James Oldham raises a glass;
I grew up in High Wycombe, so I didn’t know much about rock’n’roll -the little I did know came courtesy of Thee Hypnotics (for those not acquainted think a hipper version of all those denim Sub Pop bands like Mudhoney).
Anyway, as far I could tell (the singer Jim Jones went out with my mate’s sister), they only liked two kinds of music – the kind made by the MC5 and the kind made by The Stooges. And I’ll always be grateful for them hooking me onto The Stooges.
Anyone who hears that band for the first time can’t fail to feel the same thrill. The fuzz, the howl, the danger, the melodies, the gleeful (I)dumbness(I) of it all are breathtaking. And for a white, middle class boy from the Home Counties, it was the authentic sound of juvenile delinquency – and it’s never stopped sounding like that ever since.
The reason for writing this of course is that on Tuesday January 6 Ron Asheton was found dead at his home in Ann Arbor – a tremendously sad moment, as he played on the triumvirate of incredible albums The Stooges released between 1969 and 1973 (as well as the forgettable aberration that was 2007’s ‘The Weirdness’) and was at the heart of the nihilistic sound that made them the greatest rock band of all time.
On the first two, their self-titled debut and 1970’s ‘Funhouse’ (my favourites by far), his brutally reductive guitar playing is the real headrush. It sounds like those brief moments of fuzz that Johnny Burnette’s guitarist Paul Burlison peppered his songs with amped up and strung out for eternity.
Probably because he started out as a bassist (that’s what he played when Iggy joined his band The Prime Movers in 1965 prior to the formation of The Stooges) and definitely because they were in a permanent state of ‘O’ mind (ie so stoned they could think of nothing but the letter O), there was no subtlety, nothing extraneous, no real musicianship in his playing, just these rolling sheets of psychedelic metallic melody.
By 1973’s ‘Raw Power’, Asheton had been replaced by the technically superior, and better looking, James Williamson on guitar (he reverted to bass), but it didn’t matter.

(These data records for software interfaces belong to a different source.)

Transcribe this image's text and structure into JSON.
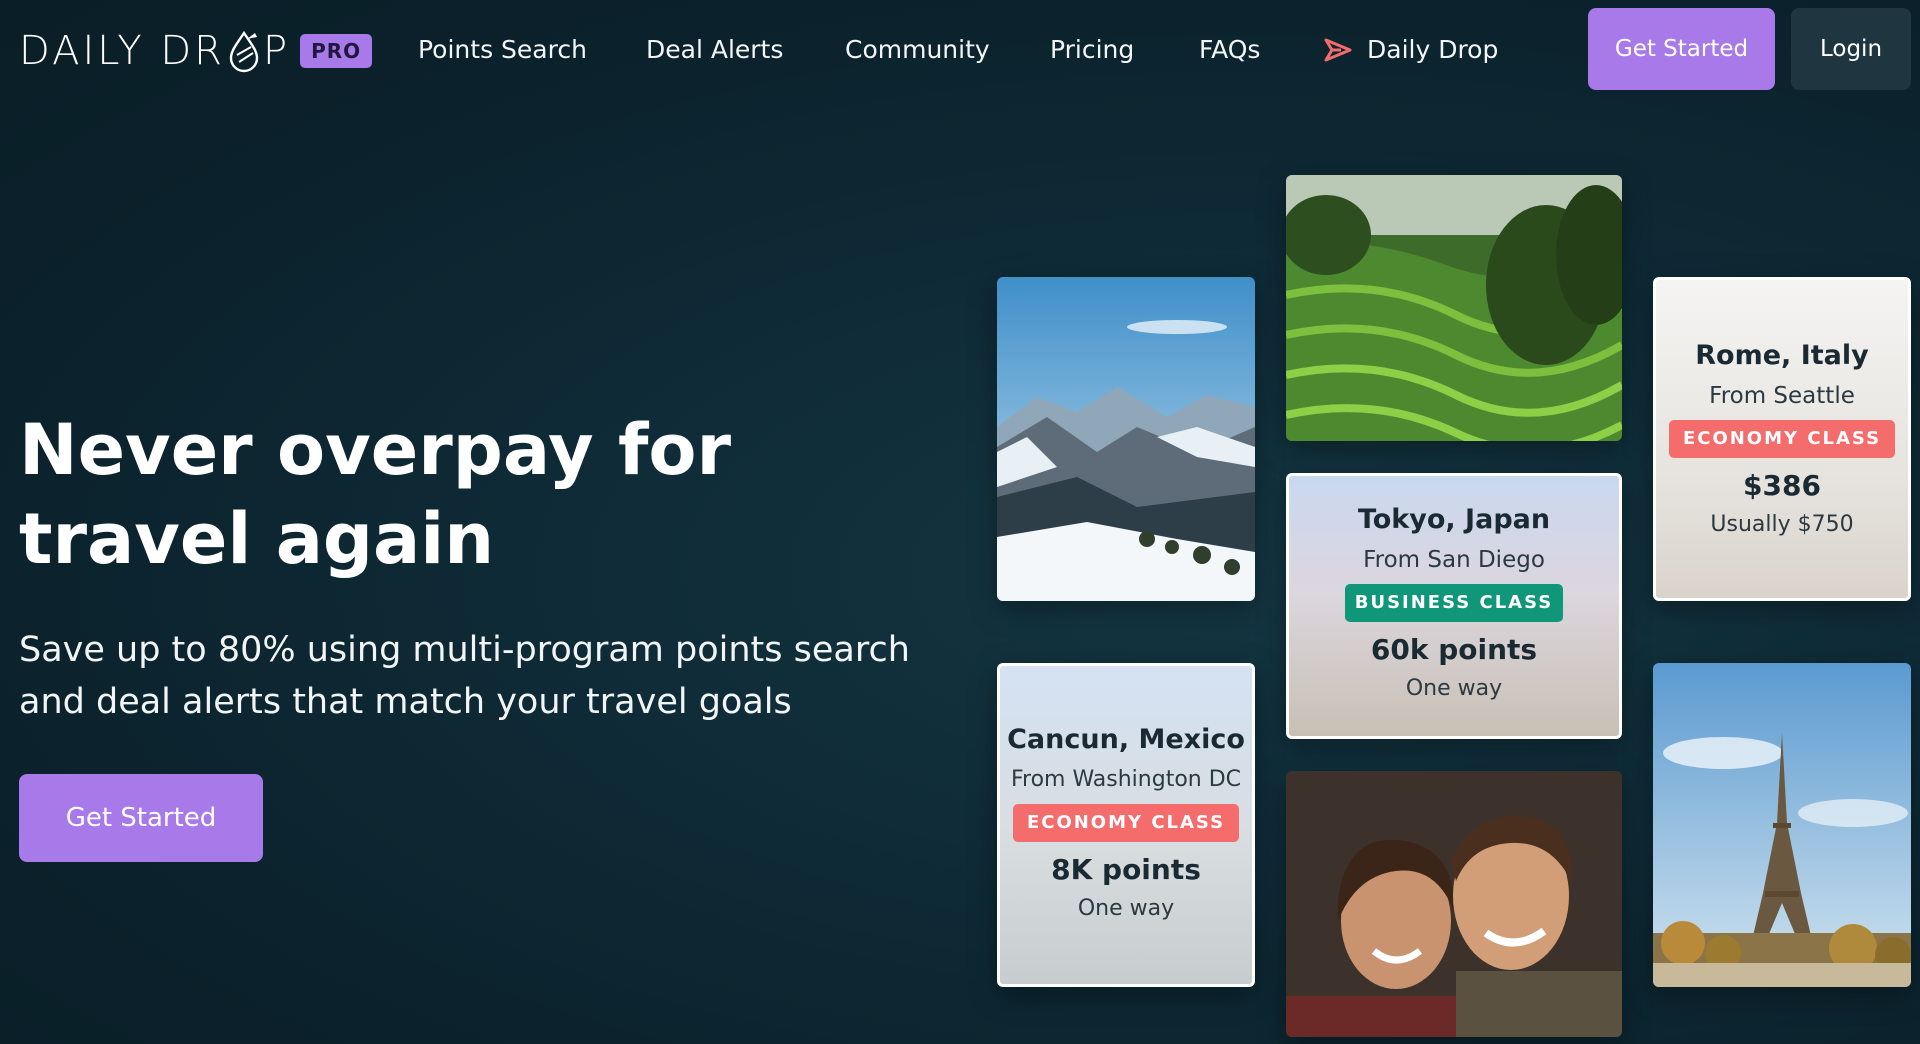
{
  "brand": {
    "name_part1": "DAILY DR",
    "name_part2": "P",
    "badge": "PRO",
    "drop_icon": "drop-logo-icon",
    "accent": "#a879e8"
  },
  "nav": {
    "links": [
      "Points Search",
      "Deal Alerts",
      "Community",
      "Pricing",
      "FAQs"
    ],
    "daily_drop": "Daily Drop",
    "daily_drop_icon": "send-arrow-icon",
    "get_started": "Get Started",
    "login": "Login"
  },
  "hero": {
    "title": "Never overpay for travel again",
    "subtitle": "Save up to 80% using multi-program points search and deal alerts that match your travel goals",
    "cta": "Get Started"
  },
  "deals": {
    "rome": {
      "city": "Rome, Italy",
      "from": "From Seattle",
      "class": "ECONOMY CLASS",
      "price": "$386",
      "note": "Usually $750"
    },
    "tokyo": {
      "city": "Tokyo, Japan",
      "from": "From San Diego",
      "class": "BUSINESS CLASS",
      "price": "60k points",
      "note": "One way"
    },
    "cancun": {
      "city": "Cancun, Mexico",
      "from": "From Washington DC",
      "class": "ECONOMY CLASS",
      "price": "8K points",
      "note": "One way"
    }
  },
  "photos": [
    "snowy-mountain-valley",
    "rice-terraces",
    "smiling-couple",
    "eiffel-tower"
  ],
  "colors": {
    "background": "#0d2631",
    "economy_badge": "#f56c6c",
    "business_badge": "#109679",
    "login_button": "#1f3540"
  }
}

The brute simplicity of his guitar playing had already laid the foundations for what later became punk.
After The Stooges disbanded following their notorious last ever gig on February 9 1974 at the Michigan Palace, Ashton cut a slightly listless figure as he drifted through a variety of other bands (New Order (not that one), Destroy All Monsters, sideman to J Mascis). For Asheton, The Stooges really were all there was, and Iggy was his best friend (something Iggy himself has already acknowledged in his tribute to him).
The fact that on April 27 2003, the band reunited to play their first gig for over 30 years at Coachella – and then went on to record another album with Steve Albini – meant that finally he got what he wanted. The record might have been dispensable, but the incredible live shows (including the one at Glastonbury) proved that the primal aggression of Asheton’s guitar playing was totally undiminished.
He might be gone now, but the sound he made will always be there. It’s the sound of confusion, the sound of abandon and the sound of teenage boredom. It’s the best sound there is.